The strength of the movie is really the trio of Mr. Brooks, Marshall, and Mr. Smith. Oscar winners Costner and Hurt play very well off each other and as a team, simultaneously bursting into laughter at a shared thought. And the depiction of Brooks' inner dialogue while in the presence of others is seamless, in no way distracting as were the gimmicky duplicate personalities of Johnny Depp's character in this year's "Pirates of the Caribbean: At World's End". Audiences will find themselves laughing and siding with the pair as they look upon Mr. Smith's reckless wannabe with contempt. Mr. Smith gets his own empathetic laughs too: haven't we all dreamt of giving in to road rage and burying that driver who cut us off on the highway? Mr. Smith's character gives us a chance to taste the temptation. On paper, Dane Cook's casting might send up a red flag, but he actually gives an entertaining performance as the character and not as 'Dane Cook.' Scenes where he expresses his naive giddiness at being part of a ride-along, or pouting when twice denied the payoff he demands, are some of the best in the movie. And composer Ramin Djawadi's dark-side/porn-groove score is repetitive but serves the tone of Mr. Brooks' thoughts.

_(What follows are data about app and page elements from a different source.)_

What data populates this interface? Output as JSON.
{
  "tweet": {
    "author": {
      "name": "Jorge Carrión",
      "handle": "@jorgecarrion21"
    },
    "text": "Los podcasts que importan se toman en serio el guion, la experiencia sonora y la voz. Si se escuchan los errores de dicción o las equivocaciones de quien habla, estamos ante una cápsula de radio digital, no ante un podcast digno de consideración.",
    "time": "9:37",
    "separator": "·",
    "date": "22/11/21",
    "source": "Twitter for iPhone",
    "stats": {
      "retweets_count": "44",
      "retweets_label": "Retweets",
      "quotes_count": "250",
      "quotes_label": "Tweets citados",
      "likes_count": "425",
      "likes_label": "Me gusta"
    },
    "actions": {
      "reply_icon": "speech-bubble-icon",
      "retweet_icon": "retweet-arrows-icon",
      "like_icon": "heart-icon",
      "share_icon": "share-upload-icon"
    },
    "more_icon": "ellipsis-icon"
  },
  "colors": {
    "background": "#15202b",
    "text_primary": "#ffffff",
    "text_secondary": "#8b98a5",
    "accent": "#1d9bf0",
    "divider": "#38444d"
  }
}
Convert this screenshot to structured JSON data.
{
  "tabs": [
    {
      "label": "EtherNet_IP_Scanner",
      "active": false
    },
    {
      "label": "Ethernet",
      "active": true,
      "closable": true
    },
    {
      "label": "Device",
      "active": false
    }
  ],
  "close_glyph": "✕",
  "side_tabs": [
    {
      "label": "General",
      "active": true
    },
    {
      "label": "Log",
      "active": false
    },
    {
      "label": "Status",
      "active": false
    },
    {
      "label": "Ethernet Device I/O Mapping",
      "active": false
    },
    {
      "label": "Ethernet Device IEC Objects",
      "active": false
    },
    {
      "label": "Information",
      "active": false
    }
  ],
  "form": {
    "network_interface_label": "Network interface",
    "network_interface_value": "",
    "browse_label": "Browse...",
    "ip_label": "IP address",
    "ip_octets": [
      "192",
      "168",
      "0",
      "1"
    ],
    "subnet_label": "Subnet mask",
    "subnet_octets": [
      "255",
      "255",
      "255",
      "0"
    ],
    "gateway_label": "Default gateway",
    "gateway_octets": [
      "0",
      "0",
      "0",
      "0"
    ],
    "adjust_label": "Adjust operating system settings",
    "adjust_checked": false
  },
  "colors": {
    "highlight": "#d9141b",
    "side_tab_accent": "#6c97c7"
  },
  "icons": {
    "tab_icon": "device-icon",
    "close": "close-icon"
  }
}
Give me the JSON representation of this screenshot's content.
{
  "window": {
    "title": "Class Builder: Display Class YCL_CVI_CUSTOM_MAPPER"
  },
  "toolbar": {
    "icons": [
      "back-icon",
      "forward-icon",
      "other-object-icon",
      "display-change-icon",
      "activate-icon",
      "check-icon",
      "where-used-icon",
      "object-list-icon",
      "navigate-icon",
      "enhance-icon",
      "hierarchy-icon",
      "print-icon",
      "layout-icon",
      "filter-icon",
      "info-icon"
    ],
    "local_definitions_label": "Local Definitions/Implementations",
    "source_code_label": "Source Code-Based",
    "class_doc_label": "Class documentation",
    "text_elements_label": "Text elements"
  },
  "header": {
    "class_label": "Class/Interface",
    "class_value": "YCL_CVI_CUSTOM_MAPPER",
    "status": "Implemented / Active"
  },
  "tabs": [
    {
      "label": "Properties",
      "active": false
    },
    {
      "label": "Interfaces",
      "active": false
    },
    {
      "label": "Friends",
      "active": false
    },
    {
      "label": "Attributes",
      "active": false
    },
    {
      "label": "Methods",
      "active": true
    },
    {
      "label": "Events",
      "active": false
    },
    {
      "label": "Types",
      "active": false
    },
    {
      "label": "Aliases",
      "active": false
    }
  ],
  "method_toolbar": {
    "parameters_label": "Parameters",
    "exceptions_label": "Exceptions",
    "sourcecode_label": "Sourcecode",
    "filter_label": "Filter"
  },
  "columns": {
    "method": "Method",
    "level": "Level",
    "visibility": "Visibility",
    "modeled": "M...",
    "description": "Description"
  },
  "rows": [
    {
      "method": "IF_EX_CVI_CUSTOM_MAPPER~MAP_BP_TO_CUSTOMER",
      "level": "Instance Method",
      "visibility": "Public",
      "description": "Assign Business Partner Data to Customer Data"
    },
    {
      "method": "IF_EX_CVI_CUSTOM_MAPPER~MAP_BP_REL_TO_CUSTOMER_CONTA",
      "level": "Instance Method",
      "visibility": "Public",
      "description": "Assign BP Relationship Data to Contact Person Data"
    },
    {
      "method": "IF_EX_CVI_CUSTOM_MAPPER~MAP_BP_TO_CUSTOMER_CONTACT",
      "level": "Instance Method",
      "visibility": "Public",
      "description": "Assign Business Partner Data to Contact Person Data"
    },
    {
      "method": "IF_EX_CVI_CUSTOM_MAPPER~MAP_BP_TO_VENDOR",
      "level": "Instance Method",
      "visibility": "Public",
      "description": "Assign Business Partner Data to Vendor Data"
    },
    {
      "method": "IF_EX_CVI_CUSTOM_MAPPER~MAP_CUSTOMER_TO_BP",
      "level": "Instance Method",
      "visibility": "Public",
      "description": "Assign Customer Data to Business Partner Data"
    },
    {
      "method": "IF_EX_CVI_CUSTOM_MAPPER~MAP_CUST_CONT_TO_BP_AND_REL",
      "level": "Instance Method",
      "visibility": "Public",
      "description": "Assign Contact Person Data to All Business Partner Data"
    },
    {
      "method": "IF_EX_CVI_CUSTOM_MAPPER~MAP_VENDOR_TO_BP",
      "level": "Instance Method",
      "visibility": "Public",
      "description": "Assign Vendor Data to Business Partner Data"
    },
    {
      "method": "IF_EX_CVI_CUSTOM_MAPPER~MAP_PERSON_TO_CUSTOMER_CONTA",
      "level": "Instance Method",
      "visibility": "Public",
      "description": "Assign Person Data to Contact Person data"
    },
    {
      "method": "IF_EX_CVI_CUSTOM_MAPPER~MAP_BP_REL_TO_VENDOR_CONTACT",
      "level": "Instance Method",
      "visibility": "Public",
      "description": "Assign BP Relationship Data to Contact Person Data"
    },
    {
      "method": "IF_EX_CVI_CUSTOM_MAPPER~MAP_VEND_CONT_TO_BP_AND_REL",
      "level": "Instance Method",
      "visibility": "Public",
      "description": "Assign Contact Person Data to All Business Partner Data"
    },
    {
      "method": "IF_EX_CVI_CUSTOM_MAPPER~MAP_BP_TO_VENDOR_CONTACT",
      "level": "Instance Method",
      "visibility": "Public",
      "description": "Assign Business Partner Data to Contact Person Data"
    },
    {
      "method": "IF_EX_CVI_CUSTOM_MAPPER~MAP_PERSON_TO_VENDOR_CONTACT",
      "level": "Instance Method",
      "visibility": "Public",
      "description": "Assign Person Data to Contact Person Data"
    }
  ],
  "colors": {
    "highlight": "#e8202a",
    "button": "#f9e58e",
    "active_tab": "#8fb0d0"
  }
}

Unfortunately the movie suffers a number of weaknesses that are a drain on the better sections. Emma is a bit too oblivious and unquestioning in regard to her husband's disappearances. Demi Moore's subplot does little to serve the main story. She deals with a divorcing husband (Jason Lewis, Brothers & Sisters and Sex and the City) out for her money plus a violent con recently released from prison, and it's not hard to see that both will get tied in to the Brooks story. Director Bruce A. Evans and Raynold Gideon share writing credits on the original story (they received Oscar nominations for cowriting "Stand By Me"). They have Mr. Brooks foster his own notoriety as The Thumbprint Killer, due to a calling card element of his crimes, an inconsistent character trait given his otherwise meticulous efforts to erase his involvement in them. Demi Moore's character holds her own secret that would be unlikely to be a secret at all in the real world. And poor editing in the final scene of the movie nearly reduces the film to Who-Shot-J.R. twist level.
Mr. Brooks may not be the next Hannibal Lecter, but his dual performances by Costner and Hurt are distinctive in their own right. Worth a look.
"Mr. Brooks" opens in wide release on June 1, 2007.
Rated R for strong bloody violence, some graphic sexual content, nudity and language.
William Hurt gets Kevin Costner to make a detour, in "Mr. Brooks" Photo by Ben Glass © 2006 Lift Productions
...And Then What Happens?
-William Hurt appears in the Christopher McCandless biopic "Into the Wild" this Fall
-Dane Cook costars with Jessica Alba in the romantic comedy "Good Luck Chuck" in August
Also in theaters this week: "Knocked Up" | "Severance" | "Gracie"
Max's 2006 Ratings
Max's 2007 Ratings